As a radiation oncologist, I believe knowledge is power and strive to empower my patients with the most up-to-date information. This guide, "The 5 Things You Need to Know Before Radiation for Breast Cancer," should help you feel more informed as you head into radiation treatment.
1 Don’t Listen to Horror Stories About Radiation.
You may be warned about the toll and discomfort you’ll endure during treatment. Fortunately, these are not reflective of modern radiation for breast cancer. A recent study showed that over half the women who received radiation for breast cancer had heard terrible stories from other people about radiation, and were frightened before starting treatment. However, only 2% said they agreed with the stories after their own treatment. Furthermore, most of them agreed with the statement: “If future patients knew the real truth about radiation therapy, they would be less scared about the treatment.” The side effects of radiation for breast cancer are usually limited to mild to moderate skin irritation/redness and mild fatigue. The best place to get accurate information about what to expect is from your doctor and care team. Chances are this treatment is going to be much easier than you expected.
2. One Size Does Not Fit All.
Radiation is customized to your cancer and is different for every woman. The type and duration of radiation recommended by your doctor will depend on your age, stage of cancer, and type of surgery. Radiation can be limited to part of the breast, the entire breast (or chest wall after mastectomy), and lymph nodes. Additionally, radiation can vary in the length of treatment, ranging from 1 week to 7 weeks. The most common length of radiation is 3-4 weeks. If you are having 5-7 weeks of treatment, it is likely because you have lymph nodes involved with cancer or underwent a mastectomy. Ask your doctor in order to understand the rationale for your radiation treatment plan.
3. Radiation After Lumpectomy vs Mastectomy.
You may hear from friends that their radiation was either a breeze or really hard. As you now know, radiation for breast cancer is not all the same. The skin reaction tends to be worse for radiation after a mastectomy than after a lumpectomy. After a mastectomy, the tissue at risk for cancer recurrence is directly below the skin, whereas it is usually a few centimeters below the skin after lumpectomy. In order to increase the dose to the area at risk, most women receiving radiation after a mastectomy will have something called bolus put on the skin for treatment (either daily or every other day). The bolus is a flabby jello-like material that is laid on top of the skin for treatment. The bolus helps build the dose up at the skin. Once your skin gets bright red, some radiation oncologists will remove the bolus. Other doctors will leave it on throughout treatment. Regardless, the skin reaction is expected to be worse for patients who have had a mastectomy.

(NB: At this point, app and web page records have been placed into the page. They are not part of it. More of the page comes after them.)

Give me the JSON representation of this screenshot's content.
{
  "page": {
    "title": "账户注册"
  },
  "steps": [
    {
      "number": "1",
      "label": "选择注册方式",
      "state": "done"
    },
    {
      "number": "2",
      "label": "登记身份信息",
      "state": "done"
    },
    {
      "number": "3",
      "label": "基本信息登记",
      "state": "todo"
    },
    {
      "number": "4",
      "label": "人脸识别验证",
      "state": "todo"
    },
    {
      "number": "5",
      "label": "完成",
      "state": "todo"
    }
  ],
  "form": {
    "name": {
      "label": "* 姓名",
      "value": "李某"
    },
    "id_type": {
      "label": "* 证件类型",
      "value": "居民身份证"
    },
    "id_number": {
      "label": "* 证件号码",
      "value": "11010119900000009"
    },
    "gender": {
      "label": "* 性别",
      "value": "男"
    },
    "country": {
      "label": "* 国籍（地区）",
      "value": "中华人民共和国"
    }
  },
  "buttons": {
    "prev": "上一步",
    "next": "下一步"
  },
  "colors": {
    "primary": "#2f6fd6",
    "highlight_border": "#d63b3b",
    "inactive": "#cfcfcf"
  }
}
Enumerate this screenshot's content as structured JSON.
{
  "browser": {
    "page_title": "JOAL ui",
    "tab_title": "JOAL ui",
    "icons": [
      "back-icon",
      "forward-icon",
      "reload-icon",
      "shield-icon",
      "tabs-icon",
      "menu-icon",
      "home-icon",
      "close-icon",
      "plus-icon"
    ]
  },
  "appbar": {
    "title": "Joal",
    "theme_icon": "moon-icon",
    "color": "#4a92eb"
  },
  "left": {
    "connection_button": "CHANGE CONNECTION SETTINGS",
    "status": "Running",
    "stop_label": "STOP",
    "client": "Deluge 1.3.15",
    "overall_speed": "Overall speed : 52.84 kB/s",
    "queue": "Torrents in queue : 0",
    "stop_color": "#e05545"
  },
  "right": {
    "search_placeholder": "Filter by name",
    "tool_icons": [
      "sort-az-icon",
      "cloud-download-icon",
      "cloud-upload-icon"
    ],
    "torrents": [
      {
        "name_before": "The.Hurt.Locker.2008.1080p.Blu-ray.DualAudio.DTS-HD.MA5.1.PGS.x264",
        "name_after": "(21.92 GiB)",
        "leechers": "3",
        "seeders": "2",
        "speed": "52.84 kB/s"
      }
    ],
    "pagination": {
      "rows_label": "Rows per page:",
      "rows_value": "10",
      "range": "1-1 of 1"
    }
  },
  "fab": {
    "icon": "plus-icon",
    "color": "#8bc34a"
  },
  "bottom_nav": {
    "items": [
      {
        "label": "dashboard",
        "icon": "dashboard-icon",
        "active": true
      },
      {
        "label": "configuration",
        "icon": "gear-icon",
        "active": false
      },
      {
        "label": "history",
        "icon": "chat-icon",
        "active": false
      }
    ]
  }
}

4. Skin Creams Matter.
You may get recommendations from many people about which cream to use during radiation. For many years, there wasn’t any data to support the use of any specific cream. Thankfully, we now have data supporting the use of Calendula (derived from a flower) to prevent burning and peeling from radiation. Additionally, there is data suggesting a benefit to the use of Mometasone (steroid cream) for radiation after a mastectomy. Make sure to ask your doctor which cream he or she recommends for you.
5. Get Moving!
Studies show that exercising during radiation reduces fatigue related to treatment, and makes the radiation work better (lower chance of recurrence). Exercise does not need to be vigorous. Walking is sufficient to achieve this benefit. The goal is 150 minutes of exercise per week. You can break that up however you want, but a simple plan is 30 minutes, five days per week. If you’re not already exercising, gradually work your way up to 150 minutes. If you’re already engaged in an exercise program, there’s no need to back off or modify your routine unless you develop pain or discomfort.
So, there you have it! Radiation is easier than most women expect, especially with the help of creams and exercise. If you found this content helpful or have recommendations for other topics, I want to hear from you! Please drop me a line at firstname.lastname@example.org.
Katie Deming, MD